═════ Provided information ═════

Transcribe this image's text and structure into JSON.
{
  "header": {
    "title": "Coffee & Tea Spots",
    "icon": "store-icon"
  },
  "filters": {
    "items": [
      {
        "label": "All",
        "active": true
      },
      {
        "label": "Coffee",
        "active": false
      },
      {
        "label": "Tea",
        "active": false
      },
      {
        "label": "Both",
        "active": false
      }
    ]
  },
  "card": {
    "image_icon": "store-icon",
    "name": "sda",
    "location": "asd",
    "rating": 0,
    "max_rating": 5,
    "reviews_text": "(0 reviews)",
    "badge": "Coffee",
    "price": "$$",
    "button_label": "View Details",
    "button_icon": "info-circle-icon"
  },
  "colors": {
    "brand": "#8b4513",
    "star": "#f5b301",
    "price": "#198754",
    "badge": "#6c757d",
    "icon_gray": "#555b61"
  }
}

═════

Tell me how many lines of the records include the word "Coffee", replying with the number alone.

3